++++ Given data

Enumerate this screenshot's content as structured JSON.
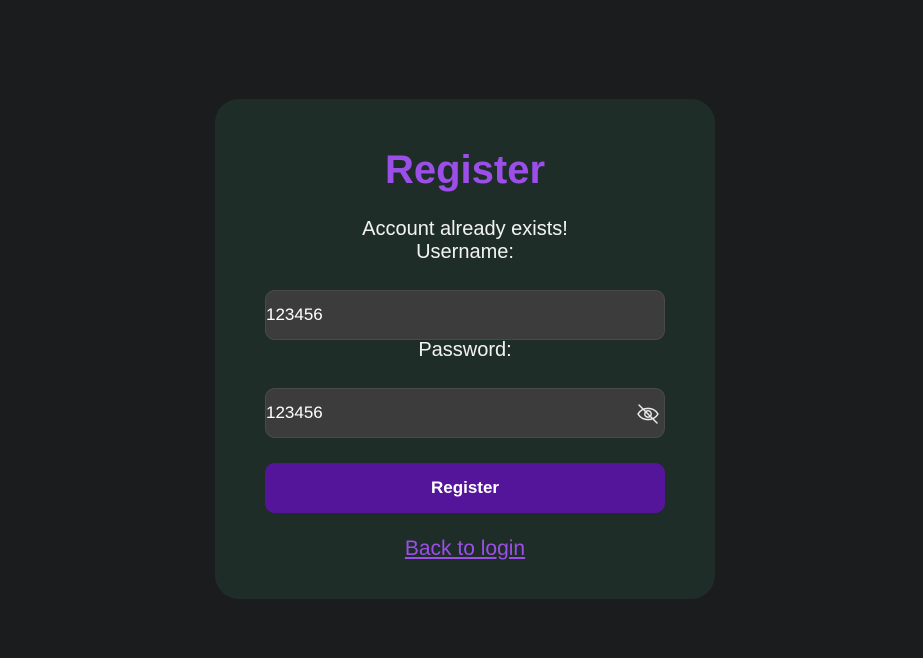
{
  "colors": {
    "page_bg": "#1b1c1e",
    "card_bg": "#1f2d29",
    "accent": "#9b4fe8",
    "button_bg": "#54159b",
    "input_bg": "#3c3c3c",
    "text": "#f2f2f2"
  },
  "form": {
    "title": "Register",
    "message": "Account already exists!",
    "username_label": "Username:",
    "username_value": "123456",
    "password_label": "Password:",
    "password_value": "123456",
    "toggle_icon": "eye-off-icon",
    "submit_label": "Register",
    "back_link": "Back to login"
  }
}
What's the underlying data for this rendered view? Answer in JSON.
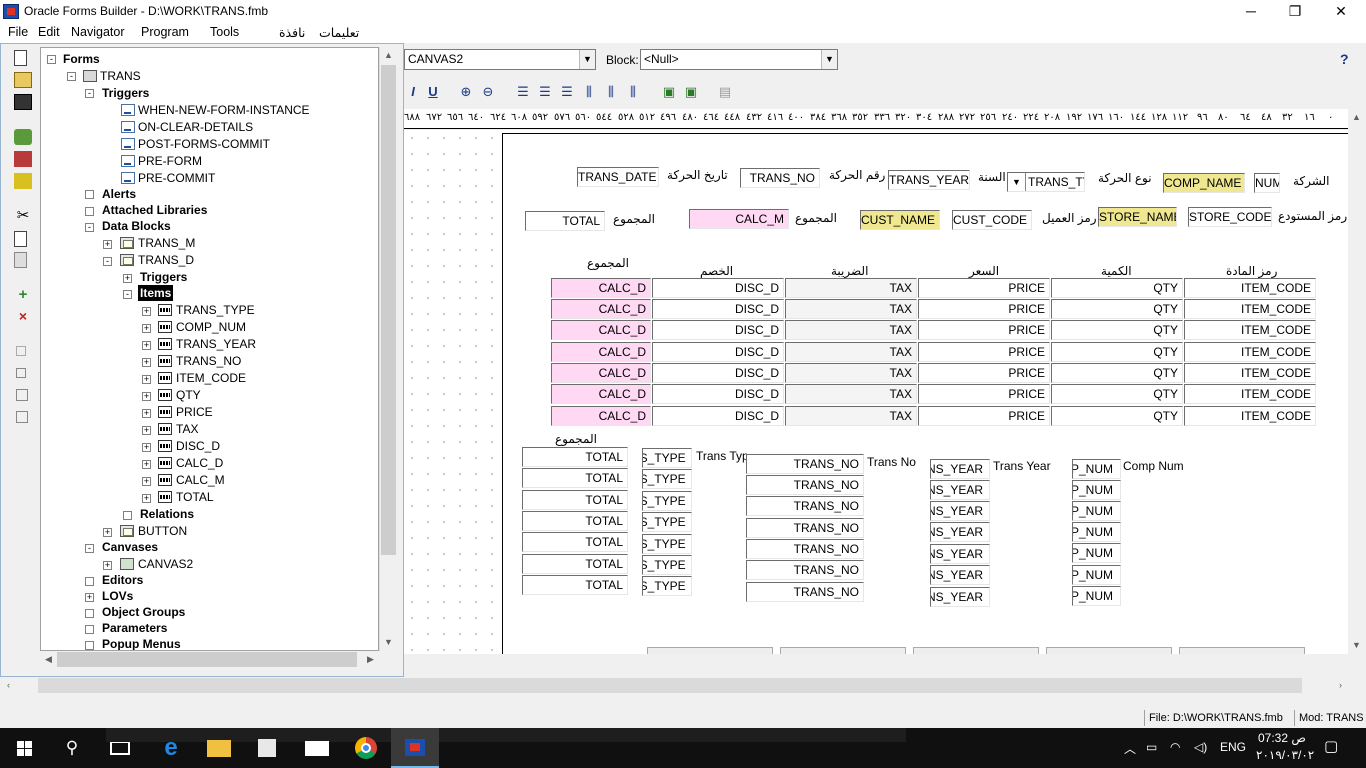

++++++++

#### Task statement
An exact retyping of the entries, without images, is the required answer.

#### Answer to this task
Enumerate this screenshot's content as structured JSON.
{
  "colors": {
    "page_bg": "#1b1c1e",
    "card_bg": "#1f2d29",
    "accent": "#9b4fe8",
    "button_bg": "#54159b",
    "input_bg": "#3c3c3c",
    "text": "#f2f2f2"
  },
  "form": {
    "title": "Register",
    "message": "Account already exists!",
    "username_label": "Username:",
    "username_value": "123456",
    "password_label": "Password:",
    "password_value": "123456",
    "toggle_icon": "eye-off-icon",
    "submit_label": "Register",
    "back_link": "Back to login"
  }
}
What's the underlying data for this rendered view? Answer in JSON.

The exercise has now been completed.